I wasn't able to unload the '35 D because of the mud, but I did get to 'mud-around' with my '29 D on steel. The tractor parade was held on Saturday in front of the large building and this had made a pretty fair size mud hole! At about the midway point of the Sunday parade, I had this interesting thought that I mentioned earlier. Why not get my '48 International flatbed truck with the '35 D on it pulling the long trailer with the big one cylinder Marion 25 engine and pull off into this nice BIG mud hole that these other fellows had worked so hard to make?! So, I got my two sons, Nathan 7 and Nicholas 4, and we crawled in the '48 and did just that-we pulled off into that mud hole! And we got real good and stuck-just like we wanted to!
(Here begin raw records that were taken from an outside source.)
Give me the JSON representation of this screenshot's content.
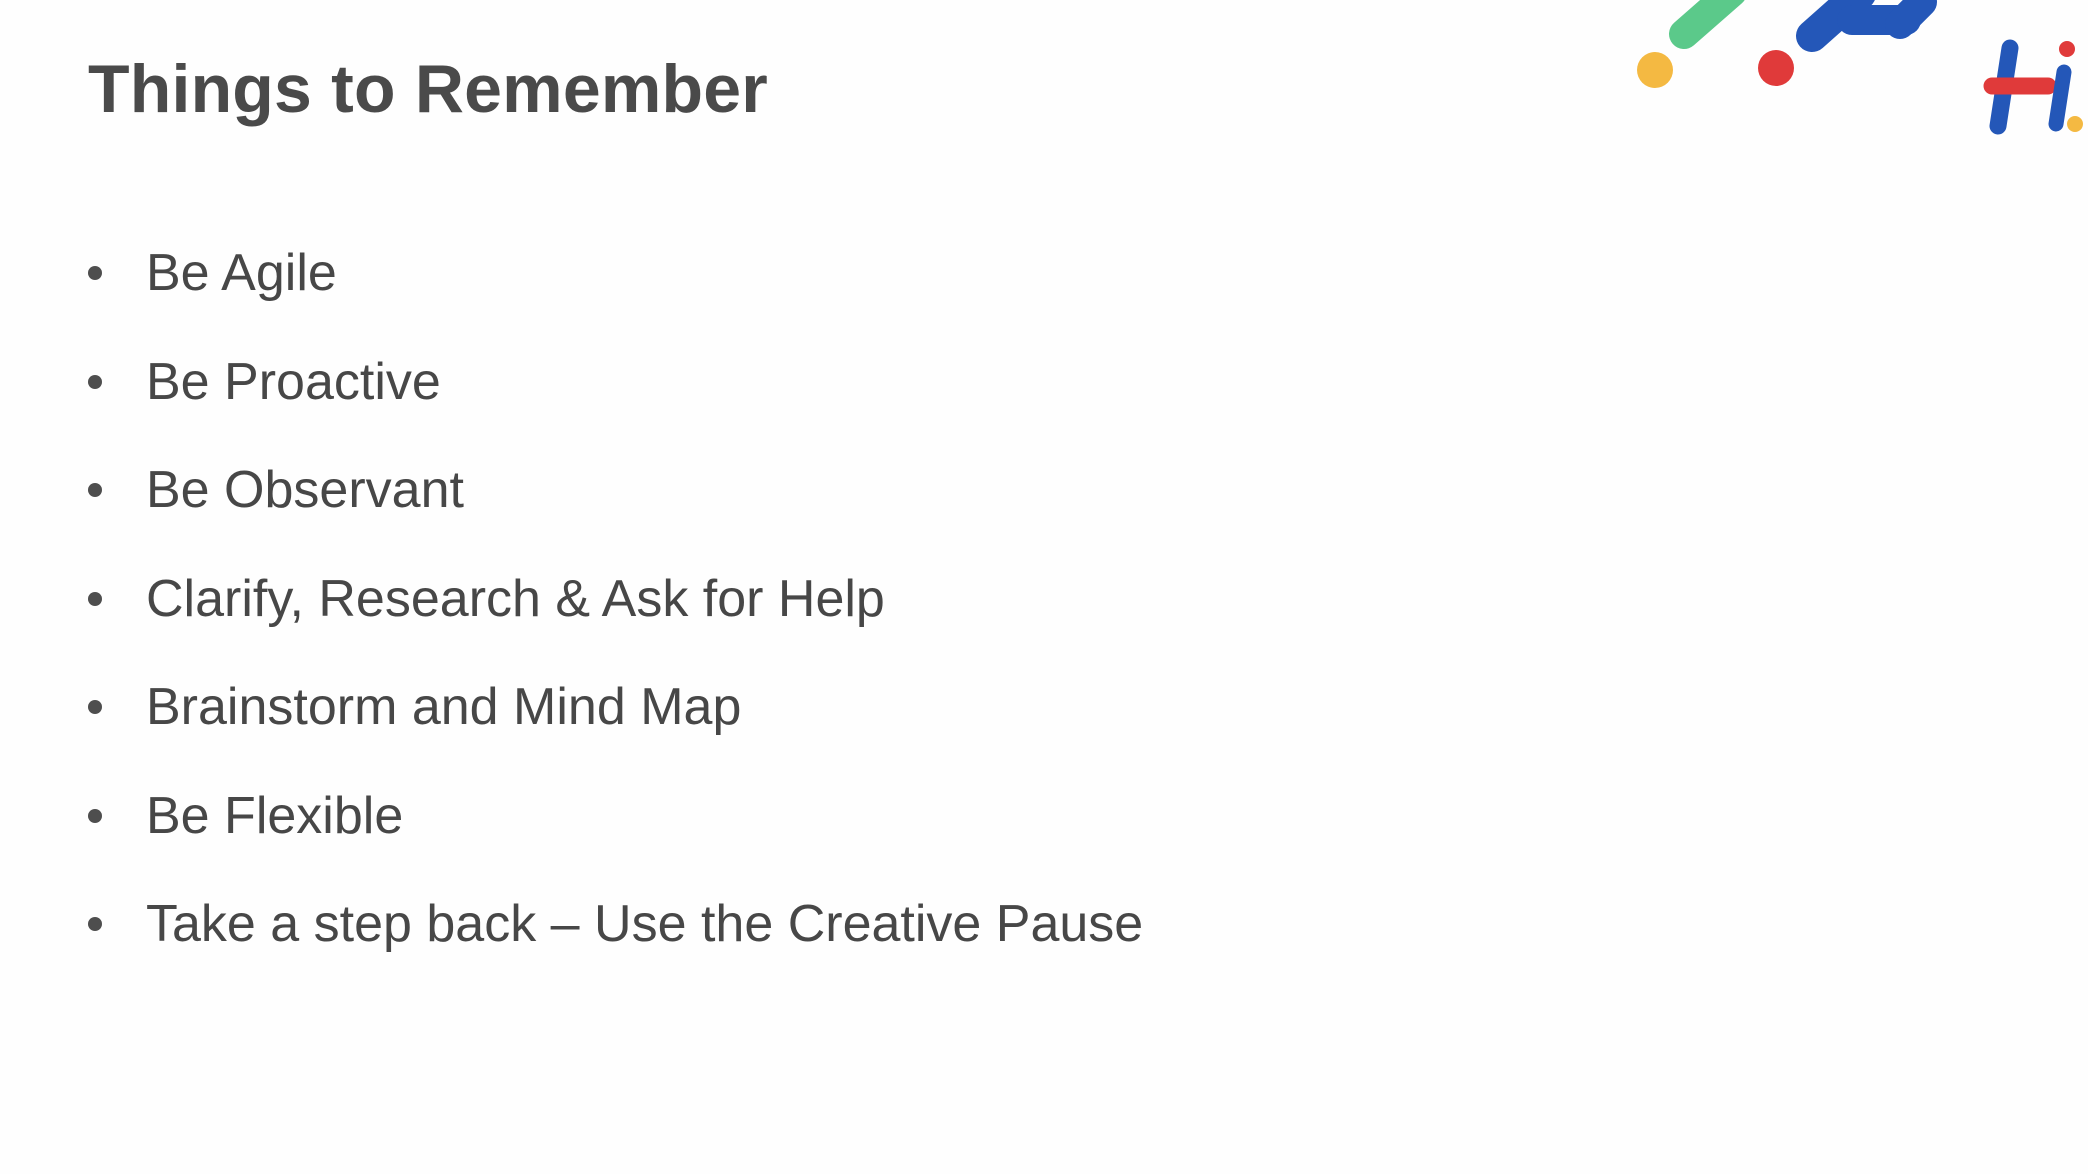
{
  "slide": {
    "title": "Things to Remember",
    "bullets": [
      {
        "text": "Be Agile"
      },
      {
        "text": "Be Proactive"
      },
      {
        "text": "Be Observant"
      },
      {
        "text": "Clarify, Research & Ask for Help"
      },
      {
        "text": "Brainstorm and Mind Map"
      },
      {
        "text": "Be Flexible"
      },
      {
        "text": "Take a step back – Use the Creative Pause"
      }
    ]
  },
  "branding": {
    "logo_icon": "hi-logo-icon",
    "colors": {
      "green": "#5bc98a",
      "blue": "#2457b8",
      "yellow": "#f4b942",
      "red": "#e03a3a"
    }
  }
}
Now, I've seen quite a few things pulled out of mud holes, but I 'ain't ever seen' this many tractors wanting to pull something out of a mud hole without even being asked! As they hooked up more and more tractors, my wife Nancy was watching me and the boys having fun as she helped other ladies dip up that homemade ice cream made by antique engine powered freezers. You see, since I was chairman of the Pull Committee, I felt as though I had to give these ol' boys something to pull to get rid of that urge to pull, since our tractor pull had been rained out.
I thought we had a very good show, with a large number of various demonstrations, displays and exhibitors. It didn't rain on Saturday or Sunday. The mud was from the two days prior to the show. It seemed as though everyone enjoyed the show. Some especially got a kick out of what I call 'the mud hole pull of '88'. One member summed it up this way, by saying to me, 'the crowd enjoyed the tractors trying to pull you out of the mud hole so much, even if it is dry next year, we're going to have to wet down a mud hole and let you drive off into it!'